(Interface dataset entries)
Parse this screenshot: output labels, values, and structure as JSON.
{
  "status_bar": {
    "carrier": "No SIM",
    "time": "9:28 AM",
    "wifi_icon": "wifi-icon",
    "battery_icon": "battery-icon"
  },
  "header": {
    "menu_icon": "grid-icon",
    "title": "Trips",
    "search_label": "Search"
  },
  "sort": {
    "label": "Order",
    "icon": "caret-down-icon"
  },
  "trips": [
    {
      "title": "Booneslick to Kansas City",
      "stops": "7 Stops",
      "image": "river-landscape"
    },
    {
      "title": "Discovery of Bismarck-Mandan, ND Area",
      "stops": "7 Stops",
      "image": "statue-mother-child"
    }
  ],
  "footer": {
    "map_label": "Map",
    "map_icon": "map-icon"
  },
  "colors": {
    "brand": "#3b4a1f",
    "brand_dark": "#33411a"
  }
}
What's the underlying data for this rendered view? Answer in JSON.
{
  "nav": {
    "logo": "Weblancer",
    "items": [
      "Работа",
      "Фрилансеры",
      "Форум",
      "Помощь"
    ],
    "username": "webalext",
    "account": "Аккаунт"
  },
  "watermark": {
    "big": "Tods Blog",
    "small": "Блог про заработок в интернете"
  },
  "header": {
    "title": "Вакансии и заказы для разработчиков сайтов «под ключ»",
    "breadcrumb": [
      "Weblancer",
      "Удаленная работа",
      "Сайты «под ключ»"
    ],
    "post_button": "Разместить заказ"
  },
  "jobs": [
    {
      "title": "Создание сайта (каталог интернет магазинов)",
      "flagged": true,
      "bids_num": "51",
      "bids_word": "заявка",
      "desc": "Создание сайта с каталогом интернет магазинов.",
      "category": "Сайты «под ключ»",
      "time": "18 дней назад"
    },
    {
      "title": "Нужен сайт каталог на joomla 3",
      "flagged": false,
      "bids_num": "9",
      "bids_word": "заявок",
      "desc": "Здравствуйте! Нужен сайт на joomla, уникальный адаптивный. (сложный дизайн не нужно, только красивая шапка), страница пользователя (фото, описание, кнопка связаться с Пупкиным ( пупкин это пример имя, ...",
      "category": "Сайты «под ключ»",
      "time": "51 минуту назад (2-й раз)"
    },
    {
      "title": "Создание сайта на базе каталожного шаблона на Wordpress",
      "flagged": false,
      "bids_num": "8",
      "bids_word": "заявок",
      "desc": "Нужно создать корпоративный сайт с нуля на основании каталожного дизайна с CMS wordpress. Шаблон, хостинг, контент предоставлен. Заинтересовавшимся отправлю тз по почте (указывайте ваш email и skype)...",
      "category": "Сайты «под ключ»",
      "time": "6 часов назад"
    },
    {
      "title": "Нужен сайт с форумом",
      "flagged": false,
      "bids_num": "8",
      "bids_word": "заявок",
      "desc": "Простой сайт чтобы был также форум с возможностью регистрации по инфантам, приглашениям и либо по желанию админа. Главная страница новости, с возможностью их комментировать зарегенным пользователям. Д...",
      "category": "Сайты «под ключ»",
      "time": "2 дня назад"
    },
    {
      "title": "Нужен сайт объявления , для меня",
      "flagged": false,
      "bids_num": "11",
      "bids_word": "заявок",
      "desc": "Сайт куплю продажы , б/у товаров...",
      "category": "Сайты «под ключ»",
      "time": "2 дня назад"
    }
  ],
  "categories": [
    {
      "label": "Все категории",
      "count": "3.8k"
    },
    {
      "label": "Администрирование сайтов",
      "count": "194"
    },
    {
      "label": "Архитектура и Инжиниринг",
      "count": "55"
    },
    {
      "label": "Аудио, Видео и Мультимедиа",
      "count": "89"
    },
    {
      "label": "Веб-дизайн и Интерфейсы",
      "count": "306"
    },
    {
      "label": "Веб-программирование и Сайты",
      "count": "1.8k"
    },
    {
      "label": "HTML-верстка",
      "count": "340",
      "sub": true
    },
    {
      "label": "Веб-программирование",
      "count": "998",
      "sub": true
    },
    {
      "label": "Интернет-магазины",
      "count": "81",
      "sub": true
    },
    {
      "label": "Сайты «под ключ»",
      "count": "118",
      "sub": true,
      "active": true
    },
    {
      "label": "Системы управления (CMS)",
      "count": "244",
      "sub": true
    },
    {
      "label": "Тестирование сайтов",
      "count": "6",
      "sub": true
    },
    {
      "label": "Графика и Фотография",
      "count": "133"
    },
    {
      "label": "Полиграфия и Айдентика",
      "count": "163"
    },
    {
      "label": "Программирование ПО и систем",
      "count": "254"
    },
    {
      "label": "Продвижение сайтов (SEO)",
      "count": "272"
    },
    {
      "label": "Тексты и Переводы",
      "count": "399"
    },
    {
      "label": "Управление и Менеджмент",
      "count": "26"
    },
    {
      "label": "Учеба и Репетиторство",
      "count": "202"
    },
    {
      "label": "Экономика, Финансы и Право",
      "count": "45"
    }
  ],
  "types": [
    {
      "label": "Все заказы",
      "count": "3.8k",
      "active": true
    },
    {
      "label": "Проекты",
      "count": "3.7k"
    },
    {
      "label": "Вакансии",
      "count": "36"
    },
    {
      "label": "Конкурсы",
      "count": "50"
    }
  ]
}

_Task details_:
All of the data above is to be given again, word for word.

_Result of this task_:
Parse this screenshot: output labels, values, and structure as JSON.
{
  "status_bar": {
    "carrier": "No SIM",
    "time": "9:28 AM",
    "wifi_icon": "wifi-icon",
    "battery_icon": "battery-icon"
  },
  "header": {
    "menu_icon": "grid-icon",
    "title": "Trips",
    "search_label": "Search"
  },
  "sort": {
    "label": "Order",
    "icon": "caret-down-icon"
  },
  "trips": [
    {
      "title": "Booneslick to Kansas City",
      "stops": "7 Stops",
      "image": "river-landscape"
    },
    {
      "title": "Discovery of Bismarck-Mandan, ND Area",
      "stops": "7 Stops",
      "image": "statue-mother-child"
    }
  ],
  "footer": {
    "map_label": "Map",
    "map_icon": "map-icon"
  },
  "colors": {
    "brand": "#3b4a1f",
    "brand_dark": "#33411a"
  }
}
What's the underlying data for this rendered view? Answer in JSON.
{
  "nav": {
    "logo": "Weblancer",
    "items": [
      "Работа",
      "Фрилансеры",
      "Форум",
      "Помощь"
    ],
    "username": "webalext",
    "account": "Аккаунт"
  },
  "watermark": {
    "big": "Tods Blog",
    "small": "Блог про заработок в интернете"
  },
  "header": {
    "title": "Вакансии и заказы для разработчиков сайтов «под ключ»",
    "breadcrumb": [
      "Weblancer",
      "Удаленная работа",
      "Сайты «под ключ»"
    ],
    "post_button": "Разместить заказ"
  },
  "jobs": [
    {
      "title": "Создание сайта (каталог интернет магазинов)",
      "flagged": true,
      "bids_num": "51",
      "bids_word": "заявка",
      "desc": "Создание сайта с каталогом интернет магазинов.",
      "category": "Сайты «под ключ»",
      "time": "18 дней назад"
    },
    {
      "title": "Нужен сайт каталог на joomla 3",
      "flagged": false,
      "bids_num": "9",
      "bids_word": "заявок",
      "desc": "Здравствуйте! Нужен сайт на joomla, уникальный адаптивный. (сложный дизайн не нужно, только красивая шапка), страница пользователя (фото, описание, кнопка связаться с Пупкиным ( пупкин это пример имя, ...",
      "category": "Сайты «под ключ»",
      "time": "51 минуту назад (2-й раз)"
    },
    {
      "title": "Создание сайта на базе каталожного шаблона на Wordpress",
      "flagged": false,
      "bids_num": "8",
      "bids_word": "заявок",
      "desc": "Нужно создать корпоративный сайт с нуля на основании каталожного дизайна с CMS wordpress. Шаблон, хостинг, контент предоставлен. Заинтересовавшимся отправлю тз по почте (указывайте ваш email и skype)...",
      "category": "Сайты «под ключ»",
      "time": "6 часов назад"
    },
    {
      "title": "Нужен сайт с форумом",
      "flagged": false,
      "bids_num": "8",
      "bids_word": "заявок",
      "desc": "Простой сайт чтобы был также форум с возможностью регистрации по инфантам, приглашениям и либо по желанию админа. Главная страница новости, с возможностью их комментировать зарегенным пользователям. Д...",
      "category": "Сайты «под ключ»",
      "time": "2 дня назад"
    },
    {
      "title": "Нужен сайт объявления , для меня",
      "flagged": false,
      "bids_num": "11",
      "bids_word": "заявок",
      "desc": "Сайт куплю продажы , б/у товаров...",
      "category": "Сайты «под ключ»",
      "time": "2 дня назад"
    }
  ],
  "categories": [
    {
      "label": "Все категории",
      "count": "3.8k"
    },
    {
      "label": "Администрирование сайтов",
      "count": "194"
    },
    {
      "label": "Архитектура и Инжиниринг",
      "count": "55"
    },
    {
      "label": "Аудио, Видео и Мультимедиа",
      "count": "89"
    },
    {
      "label": "Веб-дизайн и Интерфейсы",
      "count": "306"
    },
    {
      "label": "Веб-программирование и Сайты",
      "count": "1.8k"
    },
    {
      "label": "HTML-верстка",
      "count": "340",
      "sub": true
    },
    {
      "label": "Веб-программирование",
      "count": "998",
      "sub": true
    },
    {
      "label": "Интернет-магазины",
      "count": "81",
      "sub": true
    },
    {
      "label": "Сайты «под ключ»",
      "count": "118",
      "sub": true,
      "active": true
    },
    {
      "label": "Системы управления (CMS)",
      "count": "244",
      "sub": true
    },
    {
      "label": "Тестирование сайтов",
      "count": "6",
      "sub": true
    },
    {
      "label": "Графика и Фотография",
      "count": "133"
    },
    {
      "label": "Полиграфия и Айдентика",
      "count": "163"
    },
    {
      "label": "Программирование ПО и систем",
      "count": "254"
    },
    {
      "label": "Продвижение сайтов (SEO)",
      "count": "272"
    },
    {
      "label": "Тексты и Переводы",
      "count": "399"
    },
    {
      "label": "Управление и Менеджмент",
      "count": "26"
    },
    {
      "label": "Учеба и Репетиторство",
      "count": "202"
    },
    {
      "label": "Экономика, Финансы и Право",
      "count": "45"
    }
  ],
  "types": [
    {
      "label": "Все заказы",
      "count": "3.8k",
      "active": true
    },
    {
      "label": "Проекты",
      "count": "3.7k"
    },
    {
      "label": "Вакансии",
      "count": "36"
    },
    {
      "label": "Конкурсы",
      "count": "50"
    }
  ]
}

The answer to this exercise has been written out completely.